There is an issue with Docker not getting the FS it needs, depending on the storage driver (dir, ZFS, btrfs). I recollect that the best option is btrfs for Docker, as the container can use something better then overlayfs. dir is the slowest of all in the lifecycle of a container, the other two support copy-on-write, which I think it necessary for kubernetes.

lxc info says shiftfs: "false" which presumably means it is off. And yes, host is 18.04.

Will try and run as unprivileged, not sure if Kubernetes requires that though.

I’m using dir disks as this is a development environment thingy, where developers can try use a local Kubernetes to run software (a bit like Minikube), and the other filesystems seem to require dedicated partitions which is a little much for someone who just knows how to write and compile code. Please do say if I could use btrfs without major alterations on the host’s disk setups! From all the guides that I’ve seen about running k8s inside LXD people are using dir.
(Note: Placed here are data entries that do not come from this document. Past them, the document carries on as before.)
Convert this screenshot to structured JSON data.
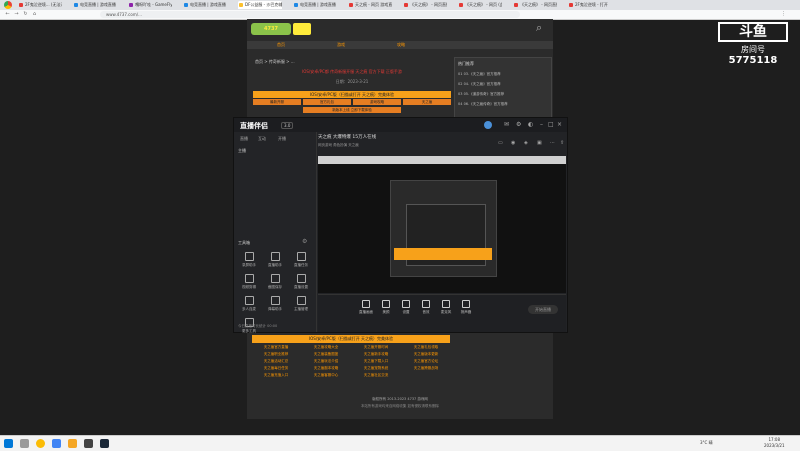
{
  "browser": {
    "tabs": [
      {
        "label": "2F鬼泣逆境... (无法清晰读取)",
        "color": "#e53935"
      },
      {
        "label": "电竞直播 | 游戏直播",
        "color": "#1e88e5"
      },
      {
        "label": "嘎呀吖哇 - GameFly.com",
        "color": "#8e24aa"
      },
      {
        "label": "电竞直播 | 游戏直播",
        "color": "#1e88e5"
      },
      {
        "label": "DF公益服 - 沙巴克辅助",
        "color": "#fbc02d"
      },
      {
        "label": "电竞直播 | 游戏直播",
        "color": "#1e88e5"
      },
      {
        "label": "天之痕 - 网页 游戏直播",
        "color": "#e53935"
      },
      {
        "label": "《天之痕》 - 网页直播",
        "color": "#e53935"
      },
      {
        "label": "《天之痕》 - 网页 (此列)",
        "color": "#e53935"
      },
      {
        "label": "《天之痕》 - 网页直播",
        "color": "#e53935"
      },
      {
        "label": "2F鬼泣逆境 - 打开",
        "color": "#e53935"
      }
    ],
    "url": "www.4737.com/..."
  },
  "webpage": {
    "logo": "4737",
    "nav": [
      "首页",
      "游戏",
      "攻略"
    ],
    "breadcrumb": "首页 > 传奇新服 > ...",
    "headline": "IOS/安卓/PC都 传奇新服开服 天之痕 官方下载 正版手游",
    "meta": "日期：2023-3-21",
    "orange_banner": "IOS/安卓/PC版（扫描或打开 天之痕）完美体验",
    "orange_buttons": [
      "最新开服",
      "官方礼包",
      "游戏攻略",
      "天之痕"
    ],
    "orange_wide": "新版本上线 立即下载体验",
    "hot": {
      "title": "热门推荐",
      "items": [
        "01 03.《天之痕》官方推荐",
        "02 04.《天之痕》官方推荐",
        "03 05.《道游传奇》官方推荐",
        "04 06.《天之痕传奇》官方推荐"
      ]
    },
    "lower_banner": "IOS/安卓/PC版（扫描或打开 天之痕）完美体验",
    "lower_list": [
      "天之痕官方直播",
      "天之痕攻略大全",
      "天之痕开服时间",
      "天之痕礼包领取",
      "天之痕职业推荐",
      "天之痕装备图鉴",
      "天之痕新手攻略",
      "天之痕版本更新",
      "天之痕活动汇总",
      "天之痕玩法介绍",
      "天之痕下载入口",
      "天之痕官方论坛",
      "天之痕每日任务",
      "天之痕副本攻略",
      "天之痕宠物系统",
      "天之痕跨服战场",
      "天之痕充值入口",
      "天之痕客服中心",
      "天之痕社区交流"
    ],
    "footer1": "版权所有 2013-2023 4737 游戏网",
    "footer2": "本站所有游戏均来自网络收集 如有侵权请联系删除"
  },
  "watermark": {
    "logo": "斗鱼",
    "label": "房间号",
    "room": "5775118"
  },
  "client": {
    "app_name": "直播伴侣",
    "app_badge": "3.0",
    "side_tabs": [
      "直播",
      "互动",
      "开播"
    ],
    "user": "主播",
    "tools_label": "工具箱",
    "tools": [
      "录屏助手",
      "直播助手",
      "直播任务",
      "视频剪辑",
      "截图保存",
      "直播设置",
      "多人连麦",
      "弹幕助手",
      "主播管理",
      "更多工具"
    ],
    "side_bottom": "今日直播时长统计 00:00",
    "stream_title": "天之痕 大爆特爆 15万人在线",
    "stream_tags": "网页游戏  角色扮演  天之痕",
    "bottom_tools": [
      "直播画面",
      "美颜",
      "设置",
      "音效",
      "麦克风",
      "扬声器"
    ],
    "start_button": "开始直播"
  },
  "taskbar": {
    "temp": "3°C 晴",
    "time": "17:08",
    "date": "2023/3/21"
  }
}
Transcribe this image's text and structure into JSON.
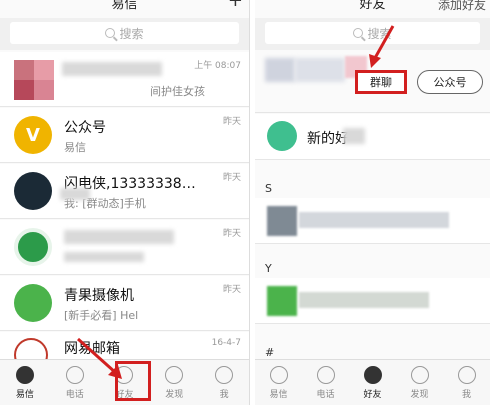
{
  "left": {
    "title": "易信",
    "plus": "+",
    "search_placeholder": "搜索",
    "conversations": [
      {
        "name": "",
        "preview": "间护佳女孩",
        "time": "上午 08:07"
      },
      {
        "name": "公众号",
        "preview": "易信",
        "time": "昨天"
      },
      {
        "name": "闪电侠,13333338…",
        "preview": "我: [群动态]手机",
        "time": "昨天"
      },
      {
        "name": "",
        "preview": "",
        "time": "昨天"
      },
      {
        "name": "青果摄像机",
        "preview": "[新手必看] Hel",
        "time": "昨天"
      },
      {
        "name": "网易邮箱",
        "preview": "",
        "time": "16-4-7"
      }
    ],
    "avatar_letter": "V",
    "tabs": [
      "易信",
      "电话",
      "好友",
      "发现",
      "我"
    ],
    "active_tab": "好友",
    "highlight_tab": "好友"
  },
  "right": {
    "title": "好友",
    "add_friend": "添加好友",
    "search_placeholder": "搜索",
    "segments": [
      "群聊",
      "公众号"
    ],
    "highlight_segment": "群聊",
    "new_friends": "新的好",
    "sections": [
      "S",
      "Y",
      "#"
    ],
    "tabs": [
      "易信",
      "电话",
      "好友",
      "发现",
      "我"
    ],
    "active_tab": "好友"
  },
  "colors": {
    "highlight": "#d21f1f",
    "yixin_green": "#4bb34b",
    "gongzhong_yellow": "#f0b400"
  }
}
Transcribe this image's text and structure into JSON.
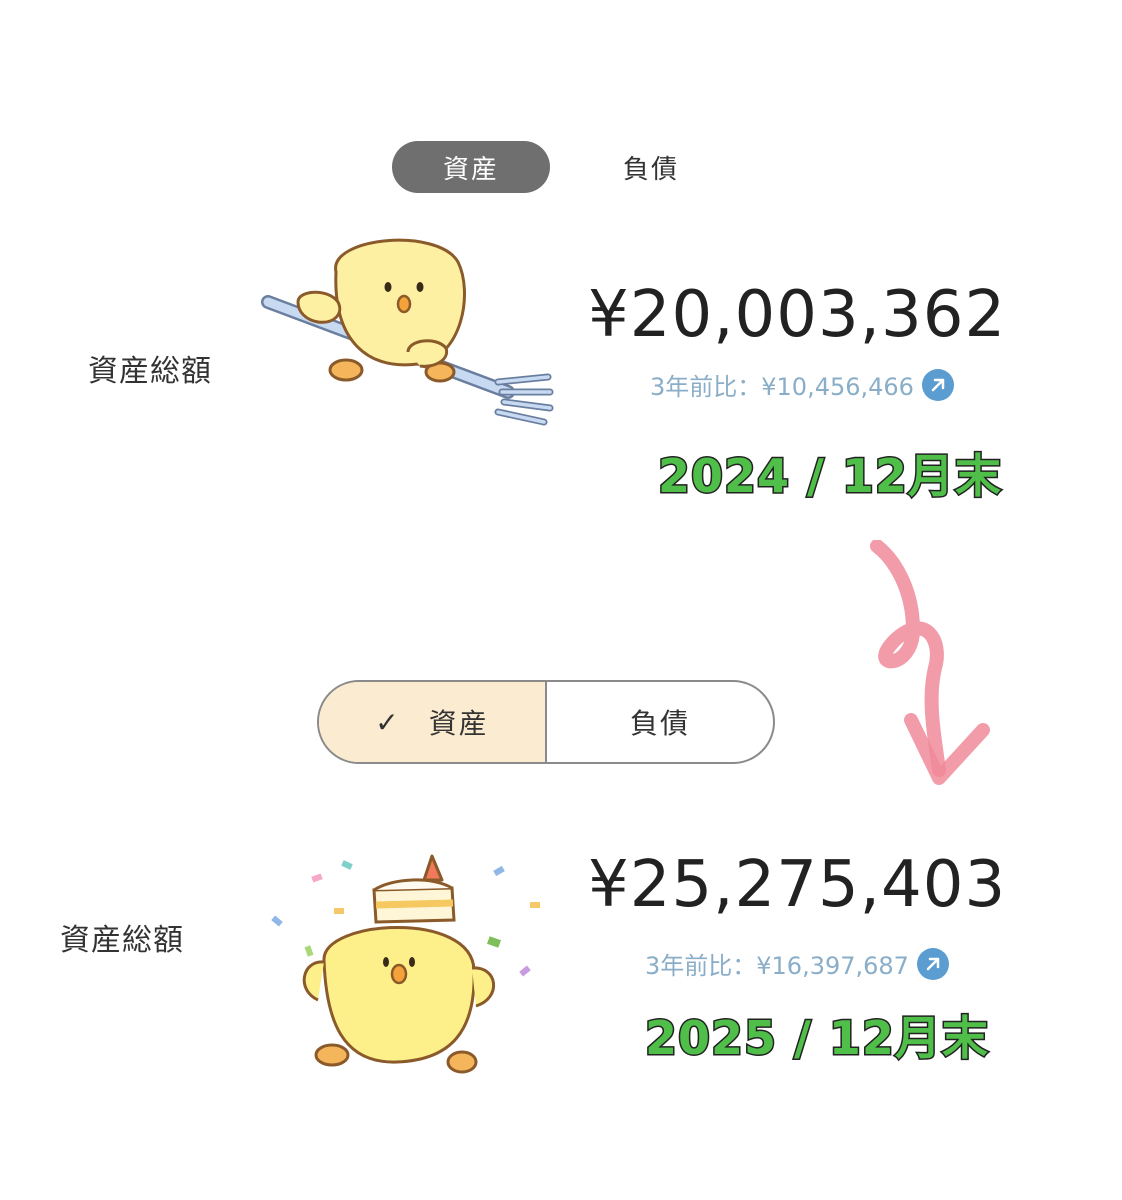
{
  "top": {
    "tabs": {
      "active": "資産",
      "inactive": "負債"
    },
    "total_label": "資産総額",
    "total_amount": "¥20,003,362",
    "compare_text": "3年前比：¥10,456,466",
    "period_note": "2024 / 12月末",
    "illustration": "chick-with-fork"
  },
  "bottom": {
    "tabs": {
      "active_check": "✓",
      "active": "資産",
      "inactive": "負債"
    },
    "total_label": "資産総額",
    "total_amount": "¥25,275,403",
    "compare_text": "3年前比：¥16,397,687",
    "period_note": "2025 / 12月末",
    "illustration": "chick-with-cake-confetti"
  },
  "decor": {
    "transition_arrow": "pink-scribble-down-arrow-icon"
  },
  "colors": {
    "accent_green": "#4fbf4a",
    "compare_blue": "#8aaec8",
    "arrow_pink": "#f08a9a",
    "tab_active_bg": "#fbecd1"
  }
}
I am currently running into a problem where I’ve mounted a dir root FS (-s flag for lxc launch), but inside the container Docker somehow sees it as a vfs FS and is not supported.



I read up a bit on btrfs and learned that you can in fact use a loopback to fake a partition:

My question is whether LXD does this automatically when creating storage, or whether I should create this loopback myself first, and then somehow define it when creating a new btrfs storage pool in LXD? The documentation on this is a bit vague.


Okay it seems they default to being loop backed: Noob question: How to create additional storage? (loop file based, dir, etc.)

Will try running with a btrfs pool and see what happens.


Okay btrfs works well for LXD+Docker, but it is not officially supported by Kubernetes, so will have to see how this works.